Analyses of laser ranges to the Moon provide increasingly stringent limits on any violation of the equivalence principle (EP); they also enable several very accurate tests of relativistic gravity. These analyses give an EP test of Delta(MG/MI)EP=(-1.0+/-1.4) x 10(-13). This result yields a strong equivalence principle (SEP) test of(More)
A primary objective of the Lunar Laser Ranging (LLR) experiment is to provide precise observations of the lunar orbit that contribute to a wide range of science investigations. In particular, time series of the highly accurate measurements of the distance between the Earth and Moon provide unique information used to determine whether, in accordance with the(More)
The earliest history of the Moon is poorly preserved in the surface geologic record due to the high flux of impactors, but aspects of that history may be preserved in subsurface structures. Application of gravity gradiometry to observations by the Gravity Recovery and Interior Laboratory (GRAIL) mission results in the identification of a population of(More)
Experience with the dynamics and data analyses for Earth and Moon reveals both similarities and differences. Analysis of Lunar Laser Ranging (LLR) data provides information on the lunar orbit, rotation, solid-body tides, and retroreflector locations. Lunar rotational variations have strong sensitivity to moments of inertia and gravity field while weaker(More)
Lunar laser ranging (LLR) is used to conduct high-precision measurements of ranges between an observatory on Earth and a laser retro-reflector on the lunar surface. Over the years, LLR has benefited from a number of improvements both in observing technology and data modeling, which led to the current accuracy of post-fit residuals of ∼ 2 cm. Today LLR is a(More)

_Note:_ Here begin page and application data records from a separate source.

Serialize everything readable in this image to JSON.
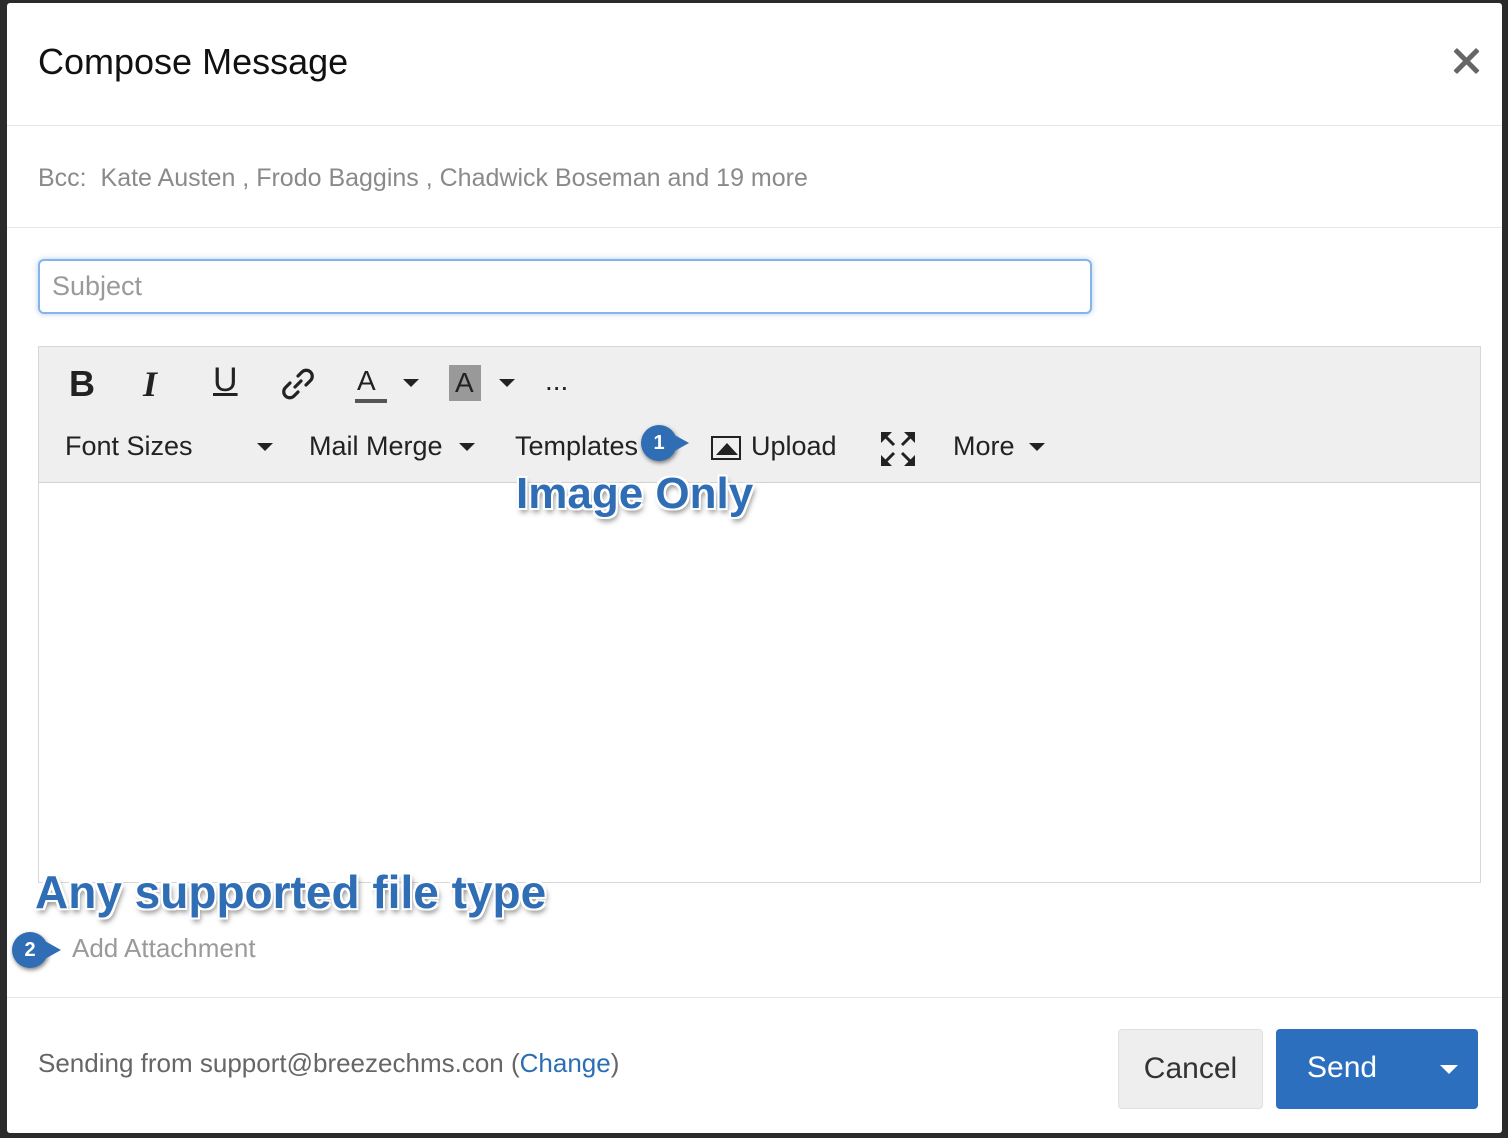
{
  "dialog": {
    "title": "Compose Message",
    "bcc_label": "Bcc:",
    "bcc_recipients_text": "Kate Austen , Frodo Baggins , Chadwick Boseman and 19 more"
  },
  "subject": {
    "placeholder": "Subject",
    "value": ""
  },
  "toolbar": {
    "bold": "B",
    "italic": "I",
    "underline": "U",
    "text_color": "A",
    "bg_color": "A",
    "ellipsis": "...",
    "font_sizes": "Font Sizes",
    "mail_merge": "Mail Merge",
    "templates": "Templates",
    "upload": "Upload",
    "more": "More"
  },
  "annotations": {
    "callout_1": {
      "number": "1",
      "text": "Image Only"
    },
    "callout_2": {
      "number": "2",
      "text": "Any supported file type"
    }
  },
  "attachment": {
    "label": "Add Attachment"
  },
  "footer": {
    "sending_prefix": "Sending from support@breezechms.con (",
    "change_link": "Change",
    "sending_suffix": ")",
    "cancel": "Cancel",
    "send": "Send"
  },
  "colors": {
    "accent": "#2b6fbe",
    "annotation": "#2f6db5"
  },
  "icons": [
    "close-icon",
    "link-icon",
    "image-icon",
    "fullscreen-icon",
    "caret-down-icon"
  ]
}
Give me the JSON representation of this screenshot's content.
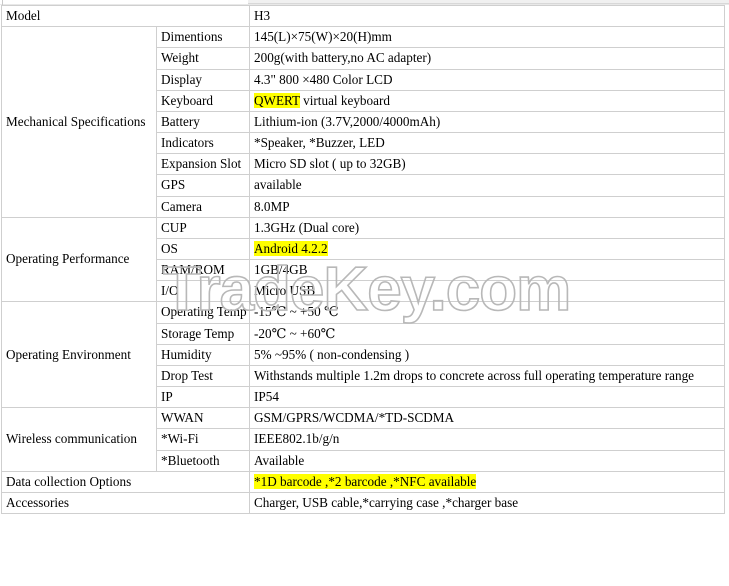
{
  "document": {
    "type": "product-specification-table",
    "watermark": {
      "text": "TradeKey.com",
      "color": "#b8b8b8"
    },
    "highlight_color": "#ffff00",
    "border_color": "#cfcfcf"
  },
  "rows": [
    {
      "group": "",
      "group_rowspan": 0,
      "label": "Model",
      "label_span": 2,
      "value": "H3",
      "highlight": false
    },
    {
      "group": "Mechanical Specifications",
      "group_rowspan": 9,
      "label": "Dimentions",
      "value": "145(L)×75(W)×20(H)mm",
      "highlight": false
    },
    {
      "label": "Weight",
      "value": "200g(with battery,no AC adapter)",
      "highlight": false
    },
    {
      "label": "Display",
      "value": "4.3\" 800 ×480 Color LCD",
      "highlight": false
    },
    {
      "label": "Keyboard",
      "value_highlighted": "QWERT",
      "value_rest": " virtual keyboard",
      "highlight": "partial"
    },
    {
      "label": "Battery",
      "value": "Lithium-ion (3.7V,2000/4000mAh)",
      "highlight": false
    },
    {
      "label": "Indicators",
      "value": "*Speaker, *Buzzer, LED",
      "highlight": false
    },
    {
      "label": "Expansion Slot",
      "value": "Micro SD slot ( up to 32GB)",
      "highlight": false
    },
    {
      "label": "GPS",
      "value": "available",
      "highlight": false
    },
    {
      "label": "Camera",
      "value": "8.0MP",
      "highlight": false
    },
    {
      "group": "Operating Performance",
      "group_rowspan": 4,
      "label": "CUP",
      "value": "1.3GHz (Dual core)",
      "highlight": false
    },
    {
      "label": "OS",
      "value": "Android 4.2.2",
      "highlight": true
    },
    {
      "label": "RAM/ROM",
      "value": "1GB/4GB",
      "highlight": false
    },
    {
      "label": "I/O",
      "value": "Micro USB",
      "highlight": false
    },
    {
      "group": "Operating Environment",
      "group_rowspan": 5,
      "label": "Operating Temp",
      "value": "-15℃ ~ +50 ℃",
      "highlight": false
    },
    {
      "label": "Storage Temp",
      "value": "-20℃ ~ +60℃",
      "highlight": false
    },
    {
      "label": "Humidity",
      "value": "5% ~95% ( non-condensing )",
      "highlight": false
    },
    {
      "label": "Drop Test",
      "value": "Withstands multiple 1.2m drops to concrete across full operating temperature range",
      "highlight": false
    },
    {
      "label": "IP",
      "value": "IP54",
      "highlight": false
    },
    {
      "group": "Wireless communication",
      "group_rowspan": 3,
      "label": "WWAN",
      "value": "GSM/GPRS/WCDMA/*TD-SCDMA",
      "highlight": false
    },
    {
      "label": "*Wi-Fi",
      "value": "IEEE802.1b/g/n",
      "highlight": false
    },
    {
      "label": "*Bluetooth",
      "value": "Available",
      "highlight": false
    },
    {
      "group": "",
      "label": "Data collection Options",
      "label_span": 2,
      "value": "*1D barcode ,*2 barcode ,*NFC available",
      "highlight": true
    },
    {
      "group": "",
      "label": "Accessories",
      "label_span": 2,
      "value": "Charger, USB cable,*carrying case ,*charger base",
      "highlight": false
    }
  ]
}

Spacecraft-to-spacecraft tracking observations from the Gravity Recovery and Interior Laboratory (GRAIL) have been used to construct a gravitational field of the Moon to spherical harmonic degree and order 420. The GRAIL field reveals features not previously resolved, including tectonic structures, volcanic landforms, basin rings, crater central peaks, and(More)